● **PROBLEM DESCRIPTION**:
Extract each line holding the word "type" from the entries.

● **Interface dataset entries**:
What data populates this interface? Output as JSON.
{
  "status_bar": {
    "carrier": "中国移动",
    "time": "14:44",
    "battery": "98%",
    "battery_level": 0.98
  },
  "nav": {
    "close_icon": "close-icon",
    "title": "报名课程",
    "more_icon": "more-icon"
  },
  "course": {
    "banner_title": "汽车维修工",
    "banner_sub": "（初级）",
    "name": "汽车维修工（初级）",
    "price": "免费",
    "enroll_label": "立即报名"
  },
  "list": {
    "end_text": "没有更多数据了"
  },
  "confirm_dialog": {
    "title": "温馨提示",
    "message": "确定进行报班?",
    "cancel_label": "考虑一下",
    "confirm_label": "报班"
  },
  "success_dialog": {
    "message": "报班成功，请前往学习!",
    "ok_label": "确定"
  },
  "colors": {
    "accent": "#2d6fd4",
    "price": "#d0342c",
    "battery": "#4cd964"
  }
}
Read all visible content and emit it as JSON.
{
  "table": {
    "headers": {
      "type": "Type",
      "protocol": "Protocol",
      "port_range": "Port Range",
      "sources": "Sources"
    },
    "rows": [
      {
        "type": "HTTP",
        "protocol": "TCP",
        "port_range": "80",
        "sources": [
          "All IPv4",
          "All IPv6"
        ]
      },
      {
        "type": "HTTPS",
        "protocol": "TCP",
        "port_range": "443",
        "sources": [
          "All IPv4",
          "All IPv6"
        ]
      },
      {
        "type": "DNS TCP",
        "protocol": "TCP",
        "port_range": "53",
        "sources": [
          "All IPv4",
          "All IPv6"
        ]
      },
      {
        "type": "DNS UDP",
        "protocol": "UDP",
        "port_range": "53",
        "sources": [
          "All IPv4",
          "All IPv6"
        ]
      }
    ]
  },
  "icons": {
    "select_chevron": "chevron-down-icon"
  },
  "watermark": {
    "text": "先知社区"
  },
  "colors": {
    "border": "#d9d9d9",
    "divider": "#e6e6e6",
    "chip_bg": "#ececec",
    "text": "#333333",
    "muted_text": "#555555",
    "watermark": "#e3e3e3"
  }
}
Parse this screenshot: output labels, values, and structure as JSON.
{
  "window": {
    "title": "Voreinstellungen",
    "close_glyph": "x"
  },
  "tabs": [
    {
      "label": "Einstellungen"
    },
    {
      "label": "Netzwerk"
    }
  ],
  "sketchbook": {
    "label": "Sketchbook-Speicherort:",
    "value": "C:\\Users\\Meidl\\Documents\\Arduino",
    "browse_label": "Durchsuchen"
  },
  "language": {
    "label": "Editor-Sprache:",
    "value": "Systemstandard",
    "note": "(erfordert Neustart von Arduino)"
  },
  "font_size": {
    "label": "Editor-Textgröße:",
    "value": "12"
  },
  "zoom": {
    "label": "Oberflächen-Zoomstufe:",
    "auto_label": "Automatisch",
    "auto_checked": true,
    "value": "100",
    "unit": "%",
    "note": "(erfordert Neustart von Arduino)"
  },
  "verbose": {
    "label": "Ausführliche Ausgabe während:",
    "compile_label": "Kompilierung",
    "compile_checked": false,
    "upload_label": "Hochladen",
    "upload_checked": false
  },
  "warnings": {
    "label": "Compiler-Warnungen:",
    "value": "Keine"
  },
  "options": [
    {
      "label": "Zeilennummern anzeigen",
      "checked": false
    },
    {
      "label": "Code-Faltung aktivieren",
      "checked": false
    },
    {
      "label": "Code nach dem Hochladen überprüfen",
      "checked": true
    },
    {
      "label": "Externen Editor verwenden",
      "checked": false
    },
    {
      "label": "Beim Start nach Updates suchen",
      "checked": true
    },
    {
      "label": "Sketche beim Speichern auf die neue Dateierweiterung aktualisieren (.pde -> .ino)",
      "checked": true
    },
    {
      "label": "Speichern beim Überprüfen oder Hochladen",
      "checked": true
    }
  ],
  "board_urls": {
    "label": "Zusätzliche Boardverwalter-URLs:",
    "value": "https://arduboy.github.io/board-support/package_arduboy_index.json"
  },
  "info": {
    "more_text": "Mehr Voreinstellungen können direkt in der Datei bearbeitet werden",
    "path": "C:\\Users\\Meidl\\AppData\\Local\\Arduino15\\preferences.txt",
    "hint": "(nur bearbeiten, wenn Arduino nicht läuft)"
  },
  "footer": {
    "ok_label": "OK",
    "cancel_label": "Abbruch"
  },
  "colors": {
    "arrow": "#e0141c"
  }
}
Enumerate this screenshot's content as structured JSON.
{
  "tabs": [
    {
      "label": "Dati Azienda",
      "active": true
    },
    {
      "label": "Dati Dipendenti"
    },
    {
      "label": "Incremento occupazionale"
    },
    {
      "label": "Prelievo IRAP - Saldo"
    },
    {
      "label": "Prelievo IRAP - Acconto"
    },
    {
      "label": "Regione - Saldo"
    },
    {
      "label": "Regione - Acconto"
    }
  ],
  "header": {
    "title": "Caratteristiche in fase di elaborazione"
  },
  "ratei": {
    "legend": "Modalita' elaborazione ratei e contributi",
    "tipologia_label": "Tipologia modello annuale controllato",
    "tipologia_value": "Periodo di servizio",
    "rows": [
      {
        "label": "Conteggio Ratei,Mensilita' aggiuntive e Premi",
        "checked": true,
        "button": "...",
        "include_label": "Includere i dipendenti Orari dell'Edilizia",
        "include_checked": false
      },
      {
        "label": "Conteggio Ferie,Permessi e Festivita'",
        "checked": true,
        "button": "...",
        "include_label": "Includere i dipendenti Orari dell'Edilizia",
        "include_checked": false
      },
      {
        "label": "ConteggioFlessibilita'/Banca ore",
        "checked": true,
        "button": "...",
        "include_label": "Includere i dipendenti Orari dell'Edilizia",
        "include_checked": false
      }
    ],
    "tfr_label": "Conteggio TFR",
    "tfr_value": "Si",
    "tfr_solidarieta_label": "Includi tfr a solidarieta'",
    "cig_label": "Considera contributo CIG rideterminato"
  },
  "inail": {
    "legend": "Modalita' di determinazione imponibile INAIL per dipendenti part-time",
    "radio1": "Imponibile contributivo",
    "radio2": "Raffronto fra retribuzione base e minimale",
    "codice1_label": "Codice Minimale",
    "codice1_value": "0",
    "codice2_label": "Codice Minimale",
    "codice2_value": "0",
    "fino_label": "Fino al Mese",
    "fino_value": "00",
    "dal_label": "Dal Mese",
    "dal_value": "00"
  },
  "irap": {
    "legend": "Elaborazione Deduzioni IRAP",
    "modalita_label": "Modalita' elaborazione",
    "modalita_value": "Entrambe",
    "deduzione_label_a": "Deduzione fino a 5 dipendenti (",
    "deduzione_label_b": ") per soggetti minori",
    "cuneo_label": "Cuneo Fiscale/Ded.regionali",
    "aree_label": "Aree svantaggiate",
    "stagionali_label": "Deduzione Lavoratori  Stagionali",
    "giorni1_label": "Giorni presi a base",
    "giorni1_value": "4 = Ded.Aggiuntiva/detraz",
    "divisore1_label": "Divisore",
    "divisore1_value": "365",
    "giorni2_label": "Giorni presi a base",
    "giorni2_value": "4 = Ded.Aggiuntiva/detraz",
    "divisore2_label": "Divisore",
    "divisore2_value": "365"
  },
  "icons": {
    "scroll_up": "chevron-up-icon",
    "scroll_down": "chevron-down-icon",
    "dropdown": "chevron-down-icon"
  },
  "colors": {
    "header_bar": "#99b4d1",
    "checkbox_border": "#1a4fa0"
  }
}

● **EXERCISE RESULT**:
      "type": "Type",
        "type": "HTTP",
        "type": "HTTPS",
        "type": "DNS TCP",
        "type": "DNS UDP",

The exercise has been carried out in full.